Scientists are using archaeological techniques to examine how sea otters use large rocks on the shoreline as "anvils" to break open shells – offering a distinction between human and animal coastal settlement evidence.
Sea otters are the only marine mammal which is known to use stone tools, breaking open shells using both small rocks while floating on their backs and large stationary rocks on the shoreline.
When they use shoreline rocks, they leave behind mounds of abandoned shells – creating valuable archaeological evidence of where their habitat has stretched to.
Now, an interdisciplinary study published in the journal Scientific Reports has combined a decade of sea otter observation with archaeological methods to identify otters’ use of so-called anvil stones.
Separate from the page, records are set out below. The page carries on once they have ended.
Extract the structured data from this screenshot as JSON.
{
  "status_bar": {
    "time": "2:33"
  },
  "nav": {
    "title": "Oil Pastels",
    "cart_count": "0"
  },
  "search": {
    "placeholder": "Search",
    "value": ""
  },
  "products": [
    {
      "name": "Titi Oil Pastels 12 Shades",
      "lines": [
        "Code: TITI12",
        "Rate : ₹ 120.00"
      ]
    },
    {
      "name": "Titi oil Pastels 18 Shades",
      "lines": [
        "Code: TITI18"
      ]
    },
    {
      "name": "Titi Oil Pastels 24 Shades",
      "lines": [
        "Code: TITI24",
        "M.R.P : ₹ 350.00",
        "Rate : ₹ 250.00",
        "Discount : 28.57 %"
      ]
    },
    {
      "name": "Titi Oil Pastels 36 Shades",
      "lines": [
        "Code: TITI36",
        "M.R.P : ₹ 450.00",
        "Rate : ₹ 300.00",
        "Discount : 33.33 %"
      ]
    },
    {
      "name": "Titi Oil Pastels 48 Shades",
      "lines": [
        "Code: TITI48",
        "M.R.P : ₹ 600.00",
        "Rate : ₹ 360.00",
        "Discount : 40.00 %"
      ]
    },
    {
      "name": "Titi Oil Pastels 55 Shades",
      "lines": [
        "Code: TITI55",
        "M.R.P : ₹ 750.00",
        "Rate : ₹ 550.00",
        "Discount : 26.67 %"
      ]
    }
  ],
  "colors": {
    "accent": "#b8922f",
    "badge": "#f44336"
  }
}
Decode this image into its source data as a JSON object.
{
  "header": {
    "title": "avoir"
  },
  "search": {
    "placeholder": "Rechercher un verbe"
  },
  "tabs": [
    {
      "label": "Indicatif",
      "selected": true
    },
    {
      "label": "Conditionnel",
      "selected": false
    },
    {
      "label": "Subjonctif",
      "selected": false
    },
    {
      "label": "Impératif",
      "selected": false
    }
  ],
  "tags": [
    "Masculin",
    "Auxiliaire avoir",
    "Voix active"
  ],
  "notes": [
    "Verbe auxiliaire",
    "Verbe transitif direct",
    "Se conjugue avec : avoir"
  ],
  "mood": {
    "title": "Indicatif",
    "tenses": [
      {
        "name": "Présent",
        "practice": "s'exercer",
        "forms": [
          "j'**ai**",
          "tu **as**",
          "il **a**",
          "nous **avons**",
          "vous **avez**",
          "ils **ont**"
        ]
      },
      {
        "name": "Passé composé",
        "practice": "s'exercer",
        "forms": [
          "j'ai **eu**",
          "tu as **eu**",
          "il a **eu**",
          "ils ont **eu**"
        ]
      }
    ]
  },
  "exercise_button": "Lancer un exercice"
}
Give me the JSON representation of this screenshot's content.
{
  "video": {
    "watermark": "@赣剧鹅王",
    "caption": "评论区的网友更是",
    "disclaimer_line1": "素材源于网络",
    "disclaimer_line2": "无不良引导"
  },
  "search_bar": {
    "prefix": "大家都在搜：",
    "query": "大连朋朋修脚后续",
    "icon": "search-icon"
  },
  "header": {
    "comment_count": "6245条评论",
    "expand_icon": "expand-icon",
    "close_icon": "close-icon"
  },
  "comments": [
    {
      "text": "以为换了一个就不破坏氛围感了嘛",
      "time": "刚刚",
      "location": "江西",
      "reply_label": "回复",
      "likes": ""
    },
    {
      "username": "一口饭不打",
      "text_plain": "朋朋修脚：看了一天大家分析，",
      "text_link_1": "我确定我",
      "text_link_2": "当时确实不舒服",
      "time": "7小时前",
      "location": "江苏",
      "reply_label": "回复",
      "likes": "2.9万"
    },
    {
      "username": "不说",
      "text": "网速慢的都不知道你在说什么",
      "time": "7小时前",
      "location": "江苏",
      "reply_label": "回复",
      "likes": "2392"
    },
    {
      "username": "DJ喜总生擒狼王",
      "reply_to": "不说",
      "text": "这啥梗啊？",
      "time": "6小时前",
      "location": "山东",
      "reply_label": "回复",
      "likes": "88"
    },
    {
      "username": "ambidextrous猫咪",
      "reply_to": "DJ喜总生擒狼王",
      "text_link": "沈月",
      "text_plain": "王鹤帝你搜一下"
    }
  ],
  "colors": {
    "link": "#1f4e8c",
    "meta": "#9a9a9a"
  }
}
It found that in taking a random sample from the piles of shells around anvil stones, there was a particular style of damage which could be attributed to sea otters.
The shell breakage patterns provide a novel way to distinguish mussels broken by sea otters pounding on emergent anvils from those broken by humans or other animals, explained Dr Natalie Uomini of the Max Planck Institute.
For archaeologists who excavate past human behaviour, it is crucial to be able to distinguish the evidence of sea otter food consumption from that of humans.
Jessica Fujii of the Monterey Bay Aquarium, said: Our study suggests that stationary anvil use can be detected in locations previously inhabited by sea otters.
This information could help to document past sea otter presence and diet in locations where they are currently extirpated.
More broadly, the recovery of past animal behavioural traces helps us to understand the evolution of behaviours like stone anvil use, which is rare in the animal kingdom and is extremely rare in marine animals.
We hope that this study establishes a new path for the growing field of animal archaeology.